Except that playwright Jessica Dickey never sufficiently widens the view in this 75--minute monodrama to allow for a dramatization of what in the Amish perspective allows for such a heartbreakingly generous reflex. As a result, the piece feels incomplete. It’s a picture minus one vital color.
What this production by Factory 449 ---- in residence in a little space in the Anacostia Arts Center ---- does have going for it is the rewardingly protean actress Nanna Ingvarsson, embodying all of the characters in “The Amish Project,” from the young murder victims to the scandalized citizenry. She’s riveting, in particular, as the killer’s traumatized wife, who can’t quite find it in her heart to hate him even as the community heaps its own revulsion on her.
The play, guided with a cold--eyed assurance by director Holly Twyford, is based on the sickening events of Oct. 2, 2006, when a dairy truck driver, Charles C. Roberts, entered a one--room Amish schoolhouse in Lancaster County, Pa., and bound, shot and killed five schoolgirls and wounded several others. As police moved in, he killed himself, leaving his family, the surrounding communities and the nation at large to mourn the victims and puzzle over the crime.
“The Amish Project” begins and ends with evocations of the powerful life force of one of the girls in the schoolhouse who, in the guise of Ingvarsson, draws sweetly in chalk on the blackboard and slate floor images of her Amish family and of Jesus. Contrastingly, the actress transforms herself into uncomprehending neighbors of the Amish: an outraged woman, talking venomously of the killer’s widow; a teenage clerk at a local big box store, who’s bearing her boyfriend’s child; and the widow herself, reacting with shock to the visit by Amish elders, who in a gesture of incredible benevolence come to her home to console her.
Ingvarsson also portrays a college professor, an expert on the Amish who in the aftermath of the massacre is brought in to speak to the assembled media on behalf of the reclusive sect. The character provides some useful information about Amish history and spiritual values. While the playwright even allows the killer a voice in the play ---- admittedly, a not particularly enlightening one ---- she opts not to give a speaking part to any of the Amish parents. In such a graphic and specific piece of theater, one that attempts to put a human face on an unfathomable act, the choice is an odd one. Perhaps the omission not to characterize their grief directly is meant as a sign of respect.
A side effect, however, is that it reinforces for outsiders the inscrutable dimension of Amish life. And why else mount an “Amish Project” if it isn’t going to compel us to share with this community something other than a sense of loss?
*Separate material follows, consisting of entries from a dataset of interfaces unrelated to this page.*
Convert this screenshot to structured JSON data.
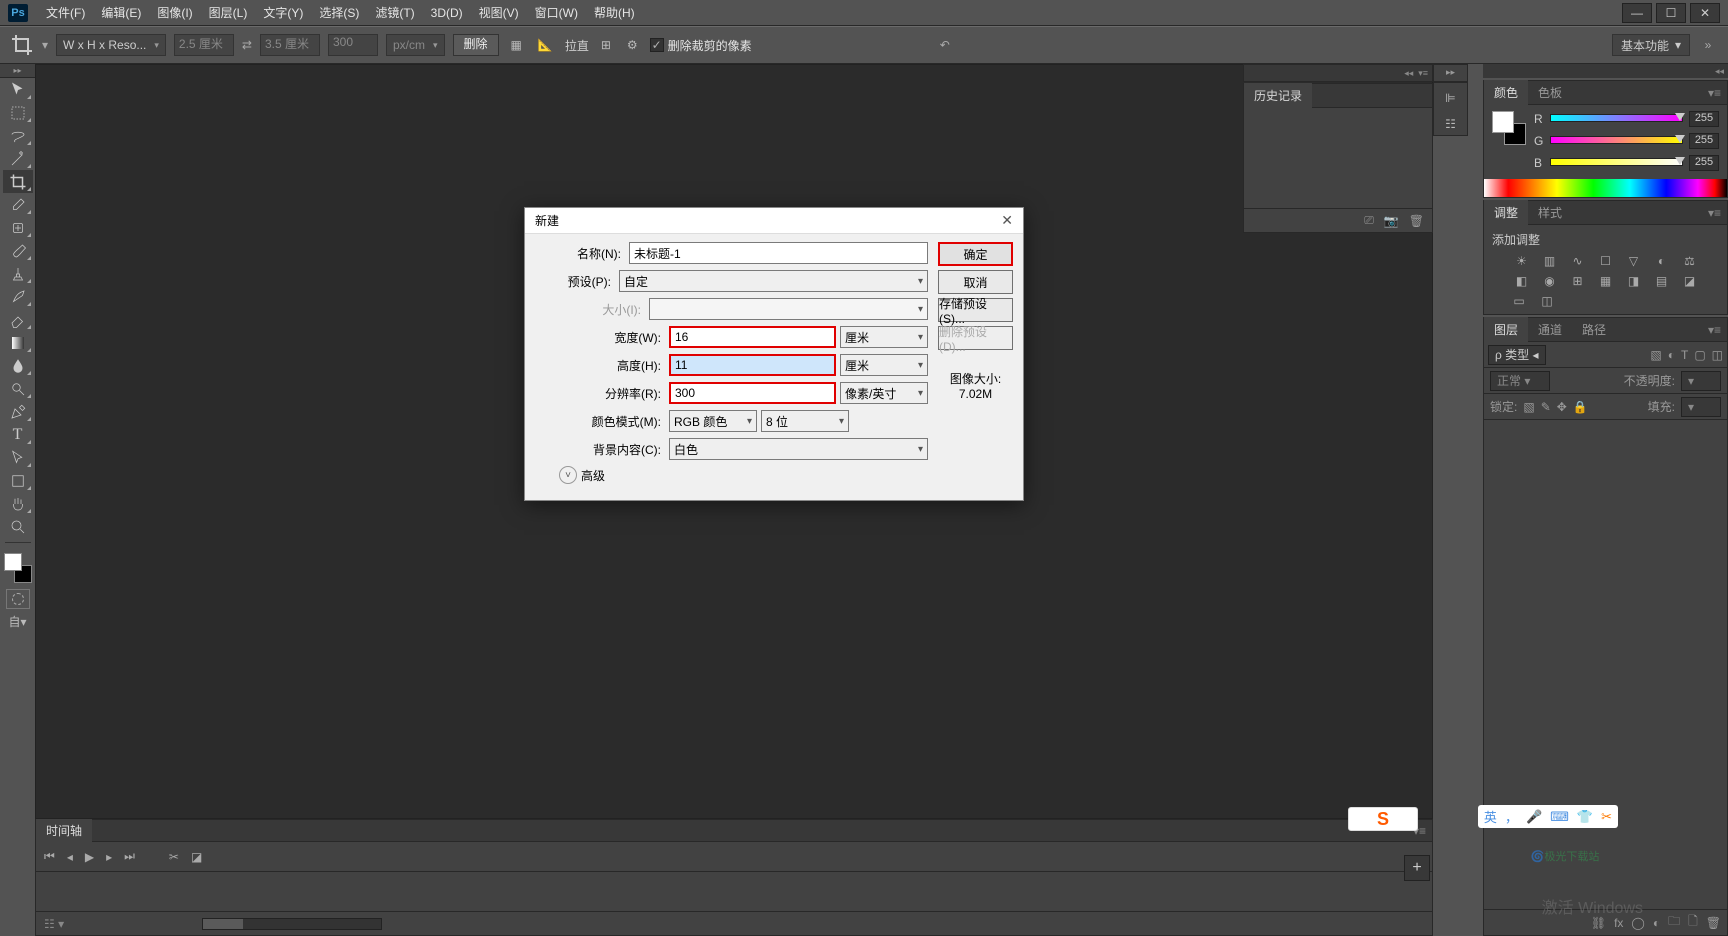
{
  "menubar": {
    "items": [
      "文件(F)",
      "编辑(E)",
      "图像(I)",
      "图层(L)",
      "文字(Y)",
      "选择(S)",
      "滤镜(T)",
      "3D(D)",
      "视图(V)",
      "窗口(W)",
      "帮助(H)"
    ]
  },
  "optionsbar": {
    "preset": "W x H x Reso...",
    "width_val": "2.5 厘米",
    "height_val": "3.5 厘米",
    "res_val": "300",
    "unit": "px/cm",
    "clear": "删除",
    "straighten": "拉直",
    "delete_cropped": "删除裁剪的像素",
    "workspace": "基本功能"
  },
  "history": {
    "tab": "历史记录"
  },
  "color_panel": {
    "tabs": [
      "颜色",
      "色板"
    ],
    "r_label": "R",
    "g_label": "G",
    "b_label": "B",
    "r": "255",
    "g": "255",
    "b": "255"
  },
  "adjust_panel": {
    "tabs": [
      "调整",
      "样式"
    ],
    "add_label": "添加调整"
  },
  "layers_panel": {
    "tabs": [
      "图层",
      "通道",
      "路径"
    ],
    "kind": "ρ 类型",
    "blend": "正常",
    "opacity_label": "不透明度:",
    "lock_label": "锁定:",
    "fill_label": "填充:"
  },
  "timeline": {
    "tab": "时间轴"
  },
  "dialog": {
    "title": "新建",
    "name_label": "名称(N):",
    "name_value": "未标题-1",
    "preset_label": "预设(P):",
    "preset_value": "自定",
    "size_label": "大小(I):",
    "width_label": "宽度(W):",
    "width_value": "16",
    "width_unit": "厘米",
    "height_label": "高度(H):",
    "height_value": "11",
    "height_unit": "厘米",
    "res_label": "分辨率(R):",
    "res_value": "300",
    "res_unit": "像素/英寸",
    "mode_label": "颜色模式(M):",
    "mode_value": "RGB 颜色",
    "depth_value": "8 位",
    "bg_label": "背景内容(C):",
    "bg_value": "白色",
    "advanced": "高级",
    "ok": "确定",
    "cancel": "取消",
    "save_preset": "存储预设(S)...",
    "delete_preset": "删除预设(D)...",
    "imgsize_label": "图像大小:",
    "imgsize_value": "7.02M"
  },
  "langbar": {
    "ime": "英",
    "comma": "，"
  },
  "activate": "激活 Windows"
}
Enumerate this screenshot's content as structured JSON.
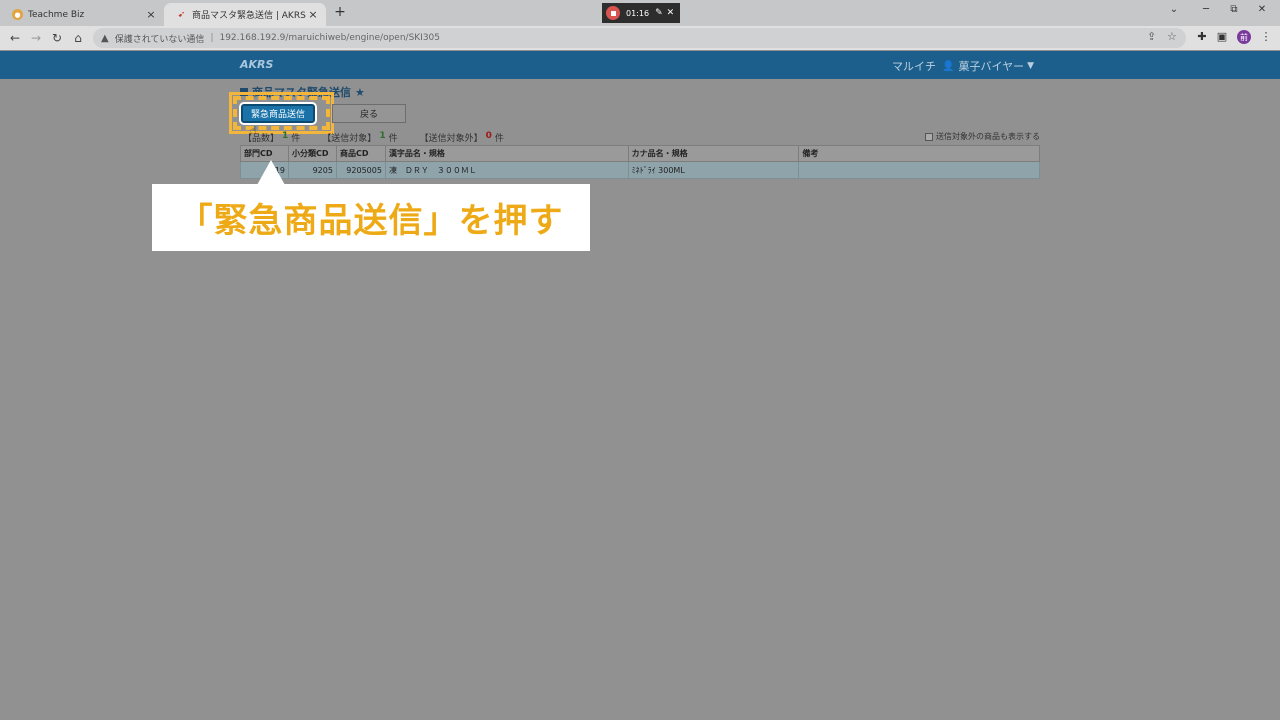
{
  "browser": {
    "tabs": [
      {
        "title": "Teachme Biz",
        "close": "×"
      },
      {
        "title": "商品マスタ緊急送信 | AKRS",
        "close": "×"
      }
    ],
    "new_tab": "+",
    "recording": {
      "time": "01:16"
    },
    "window_controls": {
      "minimize": "─",
      "maximize": "⧉",
      "close": "✕",
      "dropdown": "⌄"
    },
    "nav": {
      "back": "←",
      "forward": "→",
      "reload": "↻",
      "home": "⌂"
    },
    "address": {
      "security_label": "保護されていない通信",
      "separator": "|",
      "url": "192.168.192.9/maruichiweb/engine/open/SKI305"
    },
    "profile_initial": "前"
  },
  "app": {
    "brand": "AKRS",
    "company": "マルイチ",
    "user": "菓子バイヤー",
    "page_title": "商品マスタ緊急送信",
    "buttons": {
      "emergency_send": "緊急商品送信",
      "back": "戻る"
    },
    "counts": {
      "items_label": "【品数】",
      "items_value": "1",
      "items_unit": "件",
      "target_label": "【送信対象】",
      "target_value": "1",
      "target_unit": "件",
      "excluded_label": "【送信対象外】",
      "excluded_value": "0",
      "excluded_unit": "件"
    },
    "show_excluded_label": "送信対象外の商品も表示する",
    "table": {
      "headers": [
        "部門CD",
        "小分類CD",
        "商品CD",
        "漢字品名・規格",
        "カナ品名・規格",
        "備考"
      ],
      "rows": [
        [
          "19",
          "9205",
          "9205005",
          "凍　ＤＲＹ　３００ＭＬ",
          "ﾐﾈﾄﾞﾗｲ 300ML",
          ""
        ]
      ]
    }
  },
  "annotation": {
    "callout_text": "「緊急商品送信」を押す",
    "highlight_color": "#f3b63c",
    "text_color": "#eeaa16"
  }
}
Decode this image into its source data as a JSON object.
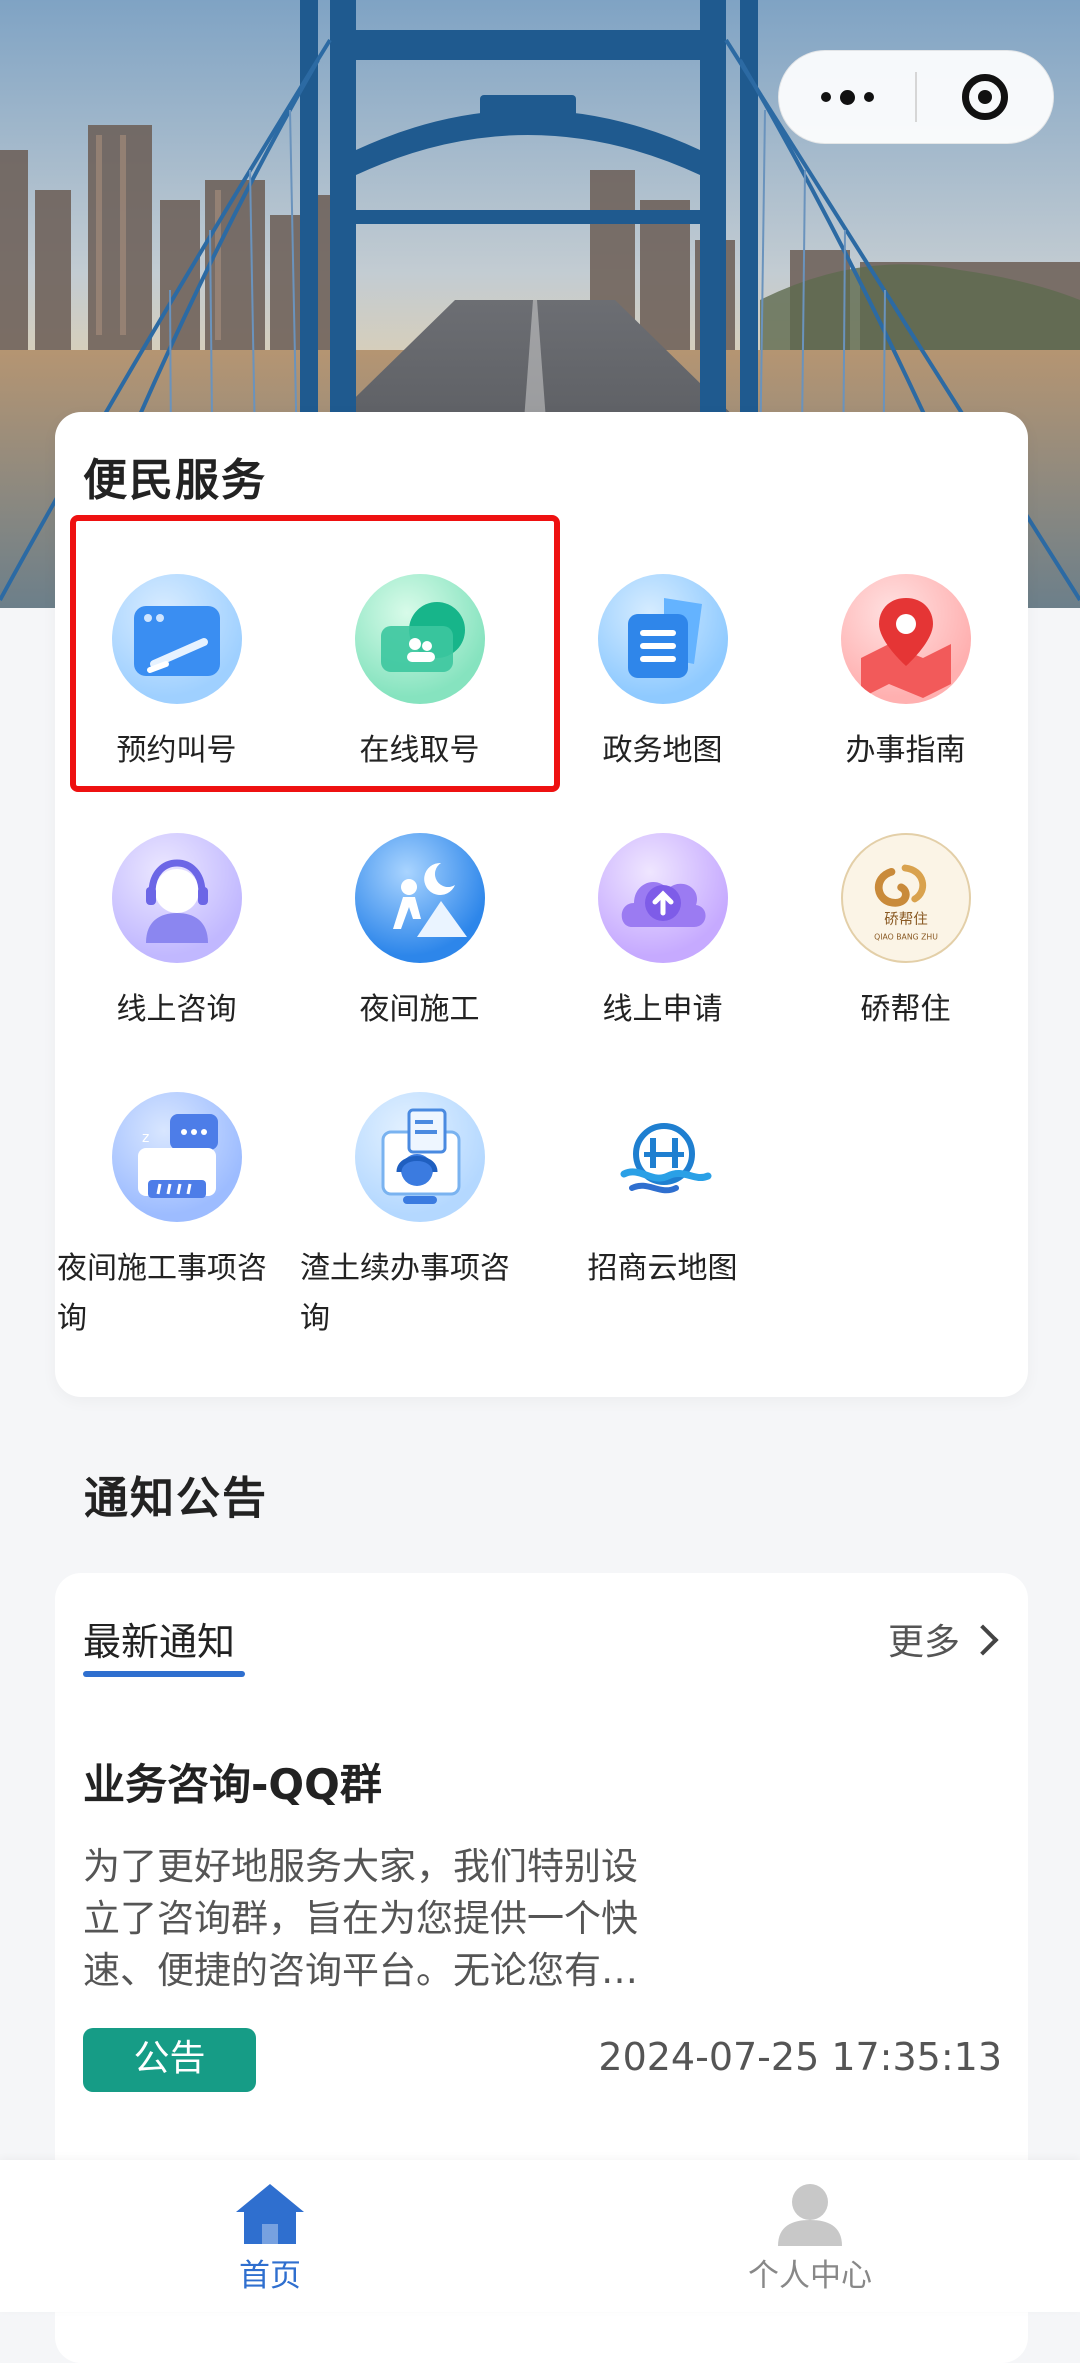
{
  "service": {
    "title": "便民服务",
    "items": [
      {
        "label": "预约叫号",
        "icon": "calendar-booking-icon"
      },
      {
        "label": "在线取号",
        "icon": "queue-ticket-icon"
      },
      {
        "label": "政务地图",
        "icon": "document-map-icon"
      },
      {
        "label": "办事指南",
        "icon": "location-pin-icon"
      },
      {
        "label": "线上咨询",
        "icon": "customer-service-icon"
      },
      {
        "label": "夜间施工",
        "icon": "night-construction-icon"
      },
      {
        "label": "线上申请",
        "icon": "cloud-upload-icon"
      },
      {
        "label": "硚帮住",
        "icon": "qiao-bang-zhu-logo"
      },
      {
        "label": "夜间施工事项咨询",
        "icon": "chat-printer-icon"
      },
      {
        "label": "渣土续办事项咨询",
        "icon": "headset-document-icon"
      },
      {
        "label": "招商云地图",
        "icon": "bridge-wave-logo"
      }
    ]
  },
  "notice": {
    "title": "通知公告",
    "tab_label": "最新通知",
    "more_label": "更多",
    "item": {
      "title": "业务咨询-QQ群",
      "body": "为了更好地服务大家，我们特别设立了咨询群，旨在为您提供一个快速、便捷的咨询平台。无论您有任何疑问、需要政策解读、寻求业务咨询或是想…",
      "badge": "公告",
      "datetime": "2024-07-25 17:35:13"
    }
  },
  "logo_text": "硚帮住",
  "logo_subtext": "QIAO BANG ZHU",
  "tabbar": {
    "home_label": "首页",
    "profile_label": "个人中心"
  },
  "colors": {
    "accent": "#2f6fcf",
    "badge": "#169c86",
    "highlight_border": "#ee1111"
  }
}
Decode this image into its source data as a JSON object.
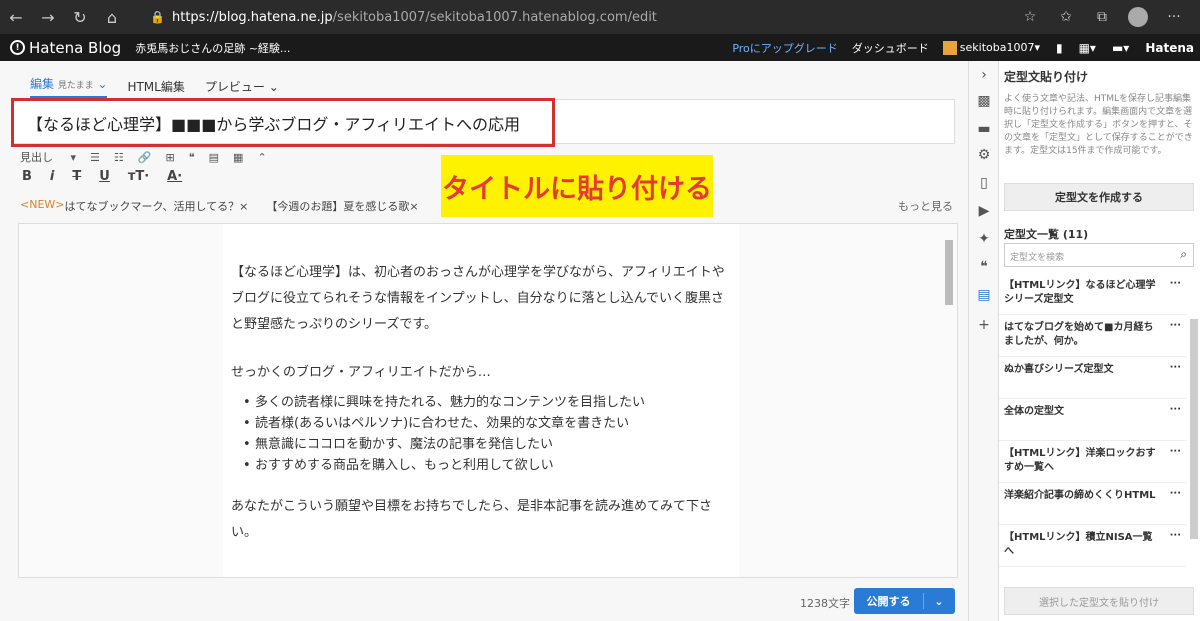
{
  "browser": {
    "url_host": "https://blog.hatena.ne.jp",
    "url_path": "/sekitoba1007/sekitoba1007.hatenablog.com/edit"
  },
  "header": {
    "logo": "Hatena Blog",
    "blog_name": "赤兎馬おじさんの足跡 ~経験...",
    "pro_upgrade": "Proにアップグレード",
    "dashboard": "ダッシュボード",
    "user": "sekitoba1007",
    "hatena": "Hatena"
  },
  "editor": {
    "tabs": [
      {
        "label": "編集",
        "sub": "見たまま"
      },
      {
        "label": "HTML編集"
      },
      {
        "label": "プレビュー"
      }
    ],
    "title_value": "【なるほど心理学】■■■から学ぶブログ・アフィリエイトへの応用",
    "toolbar_heading": "見出し",
    "annotation": "タイトルに貼り付ける",
    "news": {
      "new_tag": "<NEW>",
      "item1": "はてなブックマーク、活用してる？×",
      "item2": "【今週のお題】夏を感じる歌×",
      "more": "もっと見る"
    },
    "body": {
      "para1": "【なるほど心理学】は、初心者のおっさんが心理学を学びながら、アフィリエイトやブログに役立てられそうな情報をインプットし、自分なりに落とし込んでいく腹黒さと野望感たっぷりのシリーズです。",
      "para2": "せっかくのブログ・アフィリエイトだから…",
      "bullets": [
        "多くの読者様に興味を持たれる、魅力的なコンテンツを目指したい",
        "読者様(あるいはペルソナ)に合わせた、効果的な文章を書きたい",
        "無意識にココロを動かす、魔法の記事を発信したい",
        "おすすめする商品を購入し、もっと利用して欲しい"
      ],
      "para3": "あなたがこういう願望や目標をお持ちでしたら、是非本記事を読み進めてみて下さい。"
    },
    "char_count": "1238文字",
    "publish": "公開する"
  },
  "panel": {
    "title": "定型文貼り付け",
    "description": "よく使う文章や記法、HTMLを保存し記事編集時に貼り付けられます。編集画面内で文章を選択し「定型文を作成する」ボタンを押すと、その文章を「定型文」として保存することができます。定型文は15件まで作成可能です。",
    "create_button": "定型文を作成する",
    "list_title": "定型文一覧 (11)",
    "search_placeholder": "定型文を検索",
    "items": [
      "【HTMLリンク】なるほど心理学シリーズ定型文",
      "はてなブログを始めて■カ月経ちましたが、何か。",
      "ぬか喜びシリーズ定型文",
      "全体の定型文",
      "【HTMLリンク】洋楽ロックおすすめ一覧へ",
      "洋楽紹介記事の締めくくりHTML",
      "【HTMLリンク】積立NISA一覧へ"
    ],
    "paste_button": "選択した定型文を貼り付け"
  },
  "colors": {
    "accent": "#2a7bd5",
    "highlight": "#fff200",
    "annotation_text": "#e53935",
    "border_red": "#d32f2f"
  }
}
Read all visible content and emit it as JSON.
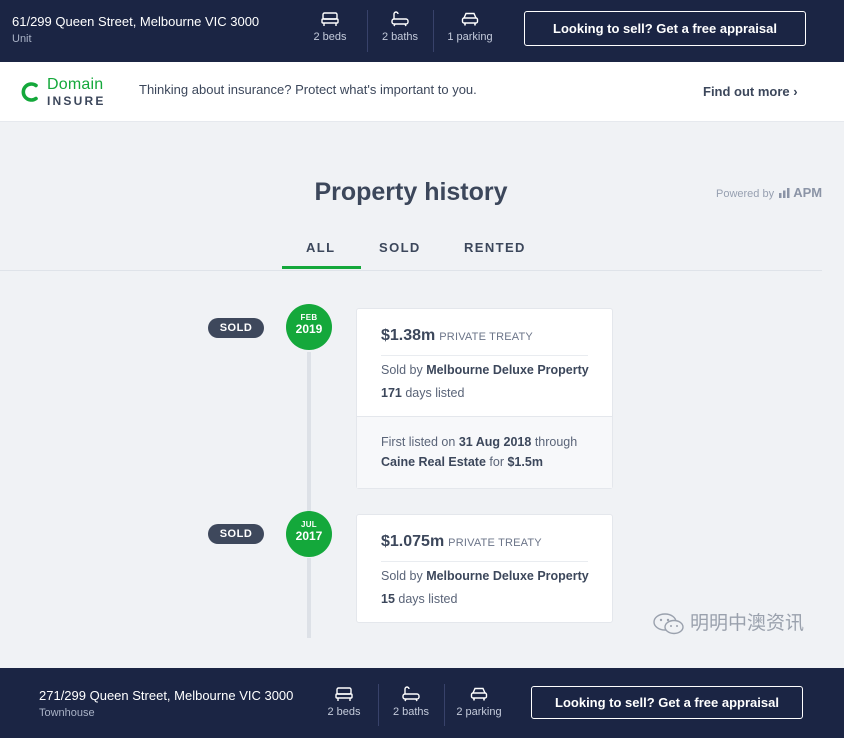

Wearing a long, modest dress and a traditional white head covering, Ingvarsson provides as much as the script offers in the way of fleshing out one horrific news item from the vast archives of violent American tragedies. One wishes, though, that it added something more meaningful to the annals of true crime than, principally, the details of another crime.